I’m sure I have many friends and family members that don’t see things the same way I do. If we really wanted to we could pick at scabs and start some fires. Some people hold views or beliefs that are hurtful. When does a hurt or even just a disagreement need to be discussed and when is it better left un-picked?

Where does one draw the line? Should there be a line? Is it in the same place with everyone? Some people value holding to principles more than they value relationships. Some feel safe in the boycott, and refuse to go certain places. Some feel hurt enough to toss out (or put up walls between) even good relationships. Some value debate and argumentation at any cost.

Take the value of stubbornly grasping one’s iron rod of choice (it doesn’t matter what it is: science, religion, political views, or the all-powerful “reason”) and add in the unfortunate belief that everything between two people should be shared (sometimes with a crowbar), and you have a recipe for ending a lot of relationships.

Sure, there is something to be said for openness and honesty. However, even in marriage, clear, open, honest communication is often NOT helpful. It almost always makes things worse. Couples in distressed marriages often communicate VERY clearly. They are often (not always) very honest. In couple therapy I give them about 2.1 seconds of this stuff before I interrupt.

The problem is most of their communication is negative, and these couples get into storms that become much bigger than the sum of the parts. The best intentions (resolving hurt, protecting oneself or the relationship, trying to be honest, etc.) often add fuel to the fire. John Gottman found that stable relationships (not just marriages, he says) consist of a 5:1 ratio of positive to negative “stuff” in a relationship. Really happy relationships are about 20:1. In family therapy the parent(s) and adolescent (or a just a couple) bring in all the content of who did what/said what/believes whatever, why it’s his/her/their fault, blah blah blah blah blah. I have learned quickly to tune out the content (the trees), and listen to the process and the patterns, the underlying emotion, and the intent. (the forest). Now, if you’re avoiding all kinds of things, that’s another story, for another day.

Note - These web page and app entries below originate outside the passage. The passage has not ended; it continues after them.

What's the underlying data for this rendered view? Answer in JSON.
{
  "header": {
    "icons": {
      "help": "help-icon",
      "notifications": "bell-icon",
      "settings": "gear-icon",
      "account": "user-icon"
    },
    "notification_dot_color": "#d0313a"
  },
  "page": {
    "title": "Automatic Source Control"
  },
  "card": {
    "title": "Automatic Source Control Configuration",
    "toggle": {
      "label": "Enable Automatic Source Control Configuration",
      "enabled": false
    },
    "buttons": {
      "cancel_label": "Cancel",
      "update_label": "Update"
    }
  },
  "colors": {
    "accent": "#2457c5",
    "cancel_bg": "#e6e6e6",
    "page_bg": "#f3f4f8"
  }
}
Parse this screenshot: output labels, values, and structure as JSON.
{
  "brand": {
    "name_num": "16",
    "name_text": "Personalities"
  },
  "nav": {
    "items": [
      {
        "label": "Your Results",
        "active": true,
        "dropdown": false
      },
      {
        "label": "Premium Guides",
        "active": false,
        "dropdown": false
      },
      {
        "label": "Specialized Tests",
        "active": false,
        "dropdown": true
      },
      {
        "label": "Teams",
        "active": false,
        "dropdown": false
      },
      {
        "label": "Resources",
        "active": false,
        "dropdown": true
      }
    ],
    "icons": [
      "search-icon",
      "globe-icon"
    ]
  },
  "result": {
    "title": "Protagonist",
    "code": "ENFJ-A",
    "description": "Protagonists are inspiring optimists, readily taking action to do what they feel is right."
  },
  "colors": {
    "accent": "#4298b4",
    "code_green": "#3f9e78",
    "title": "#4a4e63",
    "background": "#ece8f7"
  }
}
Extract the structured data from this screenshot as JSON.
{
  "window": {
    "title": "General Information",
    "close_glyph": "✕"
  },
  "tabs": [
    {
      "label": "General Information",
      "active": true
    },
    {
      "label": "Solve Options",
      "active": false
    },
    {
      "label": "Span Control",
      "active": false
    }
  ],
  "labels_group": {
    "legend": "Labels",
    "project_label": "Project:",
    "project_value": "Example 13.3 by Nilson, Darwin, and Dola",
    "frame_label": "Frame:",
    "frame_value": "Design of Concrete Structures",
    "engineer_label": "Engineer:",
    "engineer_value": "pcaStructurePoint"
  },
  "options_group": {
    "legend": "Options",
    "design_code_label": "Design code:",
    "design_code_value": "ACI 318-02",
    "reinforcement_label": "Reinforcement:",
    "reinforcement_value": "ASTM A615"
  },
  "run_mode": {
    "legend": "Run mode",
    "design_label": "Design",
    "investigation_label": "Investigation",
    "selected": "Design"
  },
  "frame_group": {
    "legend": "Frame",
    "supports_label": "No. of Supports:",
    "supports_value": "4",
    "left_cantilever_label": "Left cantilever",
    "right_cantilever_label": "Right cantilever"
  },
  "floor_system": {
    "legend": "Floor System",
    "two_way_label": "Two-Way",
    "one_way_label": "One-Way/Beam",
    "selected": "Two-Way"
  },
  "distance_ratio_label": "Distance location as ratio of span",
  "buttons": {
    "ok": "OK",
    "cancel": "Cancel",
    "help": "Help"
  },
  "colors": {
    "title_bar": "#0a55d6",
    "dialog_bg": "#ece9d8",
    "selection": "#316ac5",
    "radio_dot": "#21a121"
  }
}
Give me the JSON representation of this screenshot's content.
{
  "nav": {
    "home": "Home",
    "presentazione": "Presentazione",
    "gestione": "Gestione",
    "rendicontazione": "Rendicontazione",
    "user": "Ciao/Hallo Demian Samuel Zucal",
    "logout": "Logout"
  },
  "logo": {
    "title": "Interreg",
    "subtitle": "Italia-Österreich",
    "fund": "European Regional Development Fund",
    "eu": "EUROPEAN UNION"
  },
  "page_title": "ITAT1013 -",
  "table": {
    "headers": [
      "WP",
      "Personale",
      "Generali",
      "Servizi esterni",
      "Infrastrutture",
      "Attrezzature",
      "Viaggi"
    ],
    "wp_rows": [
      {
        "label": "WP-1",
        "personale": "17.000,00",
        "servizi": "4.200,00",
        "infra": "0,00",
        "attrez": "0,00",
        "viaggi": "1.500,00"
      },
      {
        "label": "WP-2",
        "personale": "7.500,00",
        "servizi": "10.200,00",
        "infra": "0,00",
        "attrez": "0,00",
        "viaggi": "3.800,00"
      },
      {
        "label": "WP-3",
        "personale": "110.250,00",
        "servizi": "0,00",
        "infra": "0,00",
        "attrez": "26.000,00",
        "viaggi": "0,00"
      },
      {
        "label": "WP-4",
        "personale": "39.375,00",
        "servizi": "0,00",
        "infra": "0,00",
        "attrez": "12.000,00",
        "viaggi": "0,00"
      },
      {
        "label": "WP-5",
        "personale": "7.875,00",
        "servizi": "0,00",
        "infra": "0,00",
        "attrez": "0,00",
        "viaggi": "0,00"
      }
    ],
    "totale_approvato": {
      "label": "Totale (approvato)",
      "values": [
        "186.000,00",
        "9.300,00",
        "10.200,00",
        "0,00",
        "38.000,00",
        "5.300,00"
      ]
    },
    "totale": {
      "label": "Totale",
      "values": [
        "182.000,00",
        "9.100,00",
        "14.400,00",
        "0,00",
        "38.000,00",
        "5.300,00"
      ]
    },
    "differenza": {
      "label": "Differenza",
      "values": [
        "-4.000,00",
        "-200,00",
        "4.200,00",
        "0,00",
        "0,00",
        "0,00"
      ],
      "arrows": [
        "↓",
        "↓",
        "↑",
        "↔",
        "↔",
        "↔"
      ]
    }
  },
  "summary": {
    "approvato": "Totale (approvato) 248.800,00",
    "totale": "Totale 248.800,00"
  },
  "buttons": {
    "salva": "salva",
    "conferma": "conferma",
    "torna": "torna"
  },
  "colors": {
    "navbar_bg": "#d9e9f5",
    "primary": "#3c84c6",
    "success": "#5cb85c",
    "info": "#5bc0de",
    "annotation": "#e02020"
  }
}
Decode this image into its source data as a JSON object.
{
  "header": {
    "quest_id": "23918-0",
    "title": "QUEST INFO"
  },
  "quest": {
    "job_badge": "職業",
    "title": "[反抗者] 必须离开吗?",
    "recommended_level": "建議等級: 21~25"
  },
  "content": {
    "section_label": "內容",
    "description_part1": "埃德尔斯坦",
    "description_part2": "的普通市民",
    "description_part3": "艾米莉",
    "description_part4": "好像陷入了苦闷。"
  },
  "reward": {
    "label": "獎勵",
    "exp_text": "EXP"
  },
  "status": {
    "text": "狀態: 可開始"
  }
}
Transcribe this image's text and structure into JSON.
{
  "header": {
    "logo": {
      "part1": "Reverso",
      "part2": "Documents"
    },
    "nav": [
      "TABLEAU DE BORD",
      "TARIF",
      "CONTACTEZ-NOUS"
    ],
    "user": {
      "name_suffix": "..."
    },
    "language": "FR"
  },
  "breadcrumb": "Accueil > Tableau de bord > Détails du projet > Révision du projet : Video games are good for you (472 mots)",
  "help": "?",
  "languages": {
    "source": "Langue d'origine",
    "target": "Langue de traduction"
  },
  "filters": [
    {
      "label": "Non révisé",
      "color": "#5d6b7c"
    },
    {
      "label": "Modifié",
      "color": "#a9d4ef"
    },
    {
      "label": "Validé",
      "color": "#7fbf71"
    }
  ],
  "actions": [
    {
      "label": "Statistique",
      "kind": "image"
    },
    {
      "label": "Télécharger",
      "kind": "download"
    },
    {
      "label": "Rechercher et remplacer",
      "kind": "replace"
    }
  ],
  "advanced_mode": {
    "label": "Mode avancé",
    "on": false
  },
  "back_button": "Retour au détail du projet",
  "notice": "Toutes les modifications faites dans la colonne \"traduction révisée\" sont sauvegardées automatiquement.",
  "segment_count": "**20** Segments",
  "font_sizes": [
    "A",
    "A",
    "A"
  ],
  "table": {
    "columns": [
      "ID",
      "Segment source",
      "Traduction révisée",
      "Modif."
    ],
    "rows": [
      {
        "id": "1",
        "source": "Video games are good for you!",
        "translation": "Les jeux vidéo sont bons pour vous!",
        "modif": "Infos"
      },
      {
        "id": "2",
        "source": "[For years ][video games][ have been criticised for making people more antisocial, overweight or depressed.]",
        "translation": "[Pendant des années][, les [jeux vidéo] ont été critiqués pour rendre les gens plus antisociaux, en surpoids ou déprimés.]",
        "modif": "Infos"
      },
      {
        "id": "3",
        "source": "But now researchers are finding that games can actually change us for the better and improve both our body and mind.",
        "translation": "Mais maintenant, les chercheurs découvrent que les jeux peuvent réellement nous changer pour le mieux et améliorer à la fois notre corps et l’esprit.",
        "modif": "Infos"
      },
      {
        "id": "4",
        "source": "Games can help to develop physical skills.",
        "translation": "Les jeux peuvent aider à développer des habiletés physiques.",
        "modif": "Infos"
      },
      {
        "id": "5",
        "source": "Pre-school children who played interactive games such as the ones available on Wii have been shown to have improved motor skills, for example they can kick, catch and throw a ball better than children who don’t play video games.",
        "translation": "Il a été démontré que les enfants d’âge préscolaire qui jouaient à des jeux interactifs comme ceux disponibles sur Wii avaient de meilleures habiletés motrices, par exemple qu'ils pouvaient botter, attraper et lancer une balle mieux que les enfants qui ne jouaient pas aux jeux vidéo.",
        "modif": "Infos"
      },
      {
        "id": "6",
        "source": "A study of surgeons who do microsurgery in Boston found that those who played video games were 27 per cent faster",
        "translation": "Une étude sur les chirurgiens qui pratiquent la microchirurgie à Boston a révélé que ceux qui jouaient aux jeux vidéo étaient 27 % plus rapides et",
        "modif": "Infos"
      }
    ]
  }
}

I often apply the same idea to relationships with people with different (sometimes wildly different, even “hurtful” or “threatening” or “ignorant”) views. These views may be problematic if that’s all we talk about. Is openness and so-called “honest” communication about areas of disagreement more important than compassion, patience, charity, or just having a good time playing Rock Band together?

Is it okay to value the process of my relationships more than making sure we all agree on everything significant? You don’t have to completely avoid certain topics. Just make sure you have 20x more positive stuff going on… If you DO, then perhaps those difficult conversations will be that much more productive.